It took me six months, but I finally have started baking my own whole-grain bread in the oven range (moven). I have yet to experiment with bread for sandwiches, but this dense, non-sweet bread is great for dipping in soup or having for breakfast with a bit of jam.
Whole-Grain Soda Bread
Adapted from “Irish Brown Bread” on allrecipes.com*
Makes one large loaf
240 g whole-wheat flour (zenryuuhun 全粒粉)
70 g bread flour (kyourikiko 強力粉)
12 g (about 2 tablespoons) oatmeal or rolled oats (ootomiiru オートミール)*
2.5 g (1/2 teaspoon) baking soda (juusou 重曹)
3 g (1/2 teaspoon) salt (shio 塩)
350 ml buttermilk***
1. Preheat oven (予熱 yonetsu) to 220 degrees C. Lightly grease a baking sheet or cake pan.
2. In a large bowl, stir together whole wheat flour, bread flour, rolled oats, baking soda and salt. Gently mix in the buttermilk and knead very lightly. If you use a heavy hand with this dough, the bread will turn out like a brick.
3. Form into a rounded flat loaf on the baking sheet or in the cake pan and make an X on top with a knife.
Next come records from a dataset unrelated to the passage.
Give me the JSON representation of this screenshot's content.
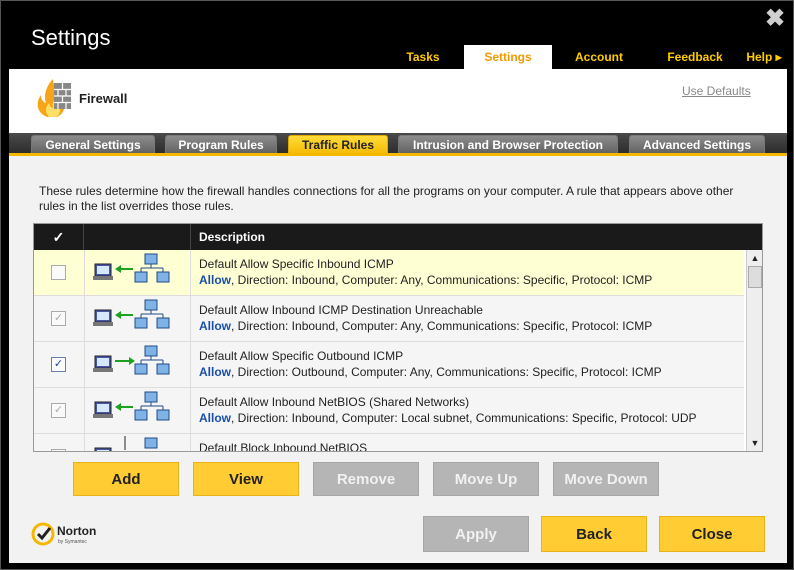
{
  "window": {
    "title": "Settings",
    "close_glyph": "✖"
  },
  "top_tabs": [
    {
      "label": "Tasks",
      "active": false
    },
    {
      "label": "Settings",
      "active": true
    },
    {
      "label": "Account",
      "active": false
    },
    {
      "label": "Feedback",
      "active": false
    },
    {
      "label": "Help ▸",
      "active": false
    }
  ],
  "header": {
    "section": "Firewall",
    "use_defaults": "Use Defaults"
  },
  "sub_tabs": [
    {
      "label": "General Settings",
      "active": false
    },
    {
      "label": "Program Rules",
      "active": false
    },
    {
      "label": "Traffic Rules",
      "active": true
    },
    {
      "label": "Intrusion and Browser Protection",
      "active": false
    },
    {
      "label": "Advanced Settings",
      "active": false
    }
  ],
  "description": "These rules determine how the firewall handles connections for all the programs on your computer. A rule that appears above other rules in the list overrides those rules.",
  "table": {
    "headers": {
      "check": "✓",
      "description": "Description"
    },
    "rows": [
      {
        "name": "Default Allow Specific Inbound ICMP",
        "action": "Allow",
        "details": ", Direction: Inbound, Computer: Any, Communications: Specific, Protocol: ICMP",
        "checked": false,
        "enabled": true,
        "selected": true,
        "direction": "inbound"
      },
      {
        "name": "Default Allow Inbound ICMP Destination Unreachable",
        "action": "Allow",
        "details": ", Direction: Inbound, Computer: Any, Communications: Specific, Protocol: ICMP",
        "checked": true,
        "enabled": false,
        "selected": false,
        "direction": "inbound"
      },
      {
        "name": "Default Allow Specific Outbound ICMP",
        "action": "Allow",
        "details": ", Direction: Outbound, Computer: Any, Communications: Specific, Protocol: ICMP",
        "checked": true,
        "enabled": true,
        "selected": false,
        "direction": "outbound"
      },
      {
        "name": "Default Allow Inbound NetBIOS (Shared Networks)",
        "action": "Allow",
        "details": ", Direction: Inbound, Computer: Local subnet, Communications: Specific, Protocol: UDP",
        "checked": true,
        "enabled": false,
        "selected": false,
        "direction": "inbound"
      },
      {
        "name": "Default Block Inbound NetBIOS",
        "action": "",
        "details": "",
        "checked": false,
        "enabled": true,
        "selected": false,
        "direction": "inbound"
      }
    ]
  },
  "list_buttons": {
    "add": "Add",
    "view": "View",
    "remove": "Remove",
    "move_up": "Move Up",
    "move_down": "Move Down"
  },
  "footer_buttons": {
    "apply": "Apply",
    "back": "Back",
    "close": "Close"
  },
  "brand": {
    "logo_text": "Norton",
    "logo_sub": "by Symantec"
  },
  "colors": {
    "accent": "#ffcc33",
    "tab_text": "#ffcc00",
    "allow": "#1a4fa8",
    "selected_row": "#ffffd4"
  }
}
4. Bake for 30-45 minutes until golden brown on top.
This bread should be wrapped up well and eaten within 2-3 of cooking, if possible, as it has a tendency to dry out quickly.
*I haven’t included American measurements because you can just use the original recipe in your big American ovens. Why, yes, I am jealous.
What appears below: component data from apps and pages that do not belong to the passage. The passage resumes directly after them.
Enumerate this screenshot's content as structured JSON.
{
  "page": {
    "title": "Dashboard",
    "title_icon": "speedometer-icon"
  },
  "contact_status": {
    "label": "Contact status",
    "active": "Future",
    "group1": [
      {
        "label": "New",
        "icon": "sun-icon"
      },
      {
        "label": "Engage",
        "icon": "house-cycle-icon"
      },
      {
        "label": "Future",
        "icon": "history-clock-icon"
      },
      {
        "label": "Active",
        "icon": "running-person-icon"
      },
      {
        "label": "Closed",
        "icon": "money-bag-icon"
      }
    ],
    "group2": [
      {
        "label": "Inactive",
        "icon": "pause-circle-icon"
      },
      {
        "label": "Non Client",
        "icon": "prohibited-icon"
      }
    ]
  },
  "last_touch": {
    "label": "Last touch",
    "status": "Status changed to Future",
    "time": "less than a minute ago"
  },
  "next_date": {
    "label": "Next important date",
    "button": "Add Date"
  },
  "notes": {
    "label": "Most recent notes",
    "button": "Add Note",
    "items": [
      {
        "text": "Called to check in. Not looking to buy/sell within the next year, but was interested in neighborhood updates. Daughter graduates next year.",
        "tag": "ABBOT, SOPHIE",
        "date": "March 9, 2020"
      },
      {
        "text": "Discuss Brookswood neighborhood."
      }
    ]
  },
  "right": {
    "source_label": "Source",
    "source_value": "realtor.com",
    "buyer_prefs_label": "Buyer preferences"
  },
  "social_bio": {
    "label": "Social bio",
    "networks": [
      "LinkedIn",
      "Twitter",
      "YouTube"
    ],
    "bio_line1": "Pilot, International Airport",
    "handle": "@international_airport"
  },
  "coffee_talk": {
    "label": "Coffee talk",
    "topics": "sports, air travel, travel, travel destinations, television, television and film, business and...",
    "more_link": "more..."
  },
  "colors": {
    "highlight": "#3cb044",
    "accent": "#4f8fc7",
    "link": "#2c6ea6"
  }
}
**Oatmeal (オートミール）may be available in the baking section of your grocery store with the specialty flours. This type of oatmeal is not rolled oats, but “cooking oatmeal” and make contain some eggs or sugar. If you prefer to use rolled oats, you can order organic rolled oats from the Foreign Buyers’ Club for a reasonable price.
***Make your own buttermilk by combining 140 ml regular or lowfat milk (gyuunyuu 牛乳) with 10 ml lemon juice or vinegar in a small bowl. Stir and let sit for 10 minutes at room temperature before adding to the recipe.